A combination of applying chlorine or commercial hypochlorite products followed by a cleaning with a pressure washer and detergent is the most commonly used practice.
In general, the decontamination process is a time-consuming and costly process and can take the operators anywhere from one hour to five hours to complete depending on the number of cleaning crew members and if they are cleaning support equipment or not. Any process that expedites the process will save growers time and money.
The first step to expedite the process is to reduce plant material collection, especially in areas that are hard to reach and clean properly. Most mechanical harvesting machines have many areas that tend to collect leaves, fruit, and branches. It is important to identify those locations and cover them if possible. Hanging wires and hydraulic hoses also tend to collect plant materials. Gathering them together and covering them could also reduce collection of plant material. Our study showed that it is possible to reduce plant material collection between 50% to 80% just by covering certain areas on the machine and gathering and covering the hydraulic hoses and wires.
Good harvesting planning could also reduce machine downtime due to decontamination. For example, harvesters should not be operated in separate groves on the same day. Also, a canker distribution map and risk management techniques can be used to plan and optimize the decontamination process within large groves.
There is a high risk of spreading citrus canker when diseased citrus plant material and neighboring vegetation are wet. It is important to make sure all equipment is completely dry before harvesting a new grove or to avoid harvesting when the plant canopy is extremely wet and the chance of spreading canker is high.
There is always a risk of spreading canker during harvesting — whether hand harvesting or mechanical harvesting. Decontamination is required in both cases. The advantage of a decontamination process for mechanical harvesting compared to hand harvesting is that the manager has more control over the decontamination process. It is also easier to verify whether decontamination has been conducted or not. In addition, it is possible to use stronger decontamination chemicals for machines, thereby reducing the risk of any bacteria surviving.

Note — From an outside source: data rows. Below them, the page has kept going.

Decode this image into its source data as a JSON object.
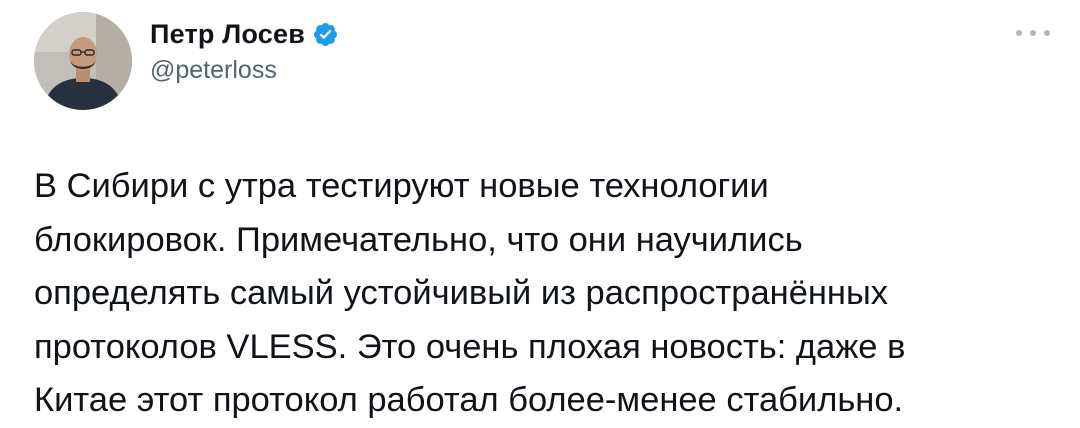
{
  "author": {
    "display_name": "Петр Лосев",
    "handle": "@peterloss",
    "verified": true
  },
  "icons": {
    "verified": "verified-badge-icon",
    "more": "more-options-icon"
  },
  "colors": {
    "verified_badge": "#1d9bf0",
    "text": "#0f1419",
    "secondary_text": "#536471"
  },
  "tweet": {
    "lines": [
      "В Сибири с утра тестируют новые технологии",
      "блокировок. Примечательно, что они научились",
      "определять самый устойчивый из распространённых",
      "протоколов VLESS. Это очень плохая новость: даже в",
      "Китае этот протокол работал более-менее стабильно."
    ]
  }
}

Currently, decontamination is not necessary for citrus greening disease because based on what we know this disease cannot be spread.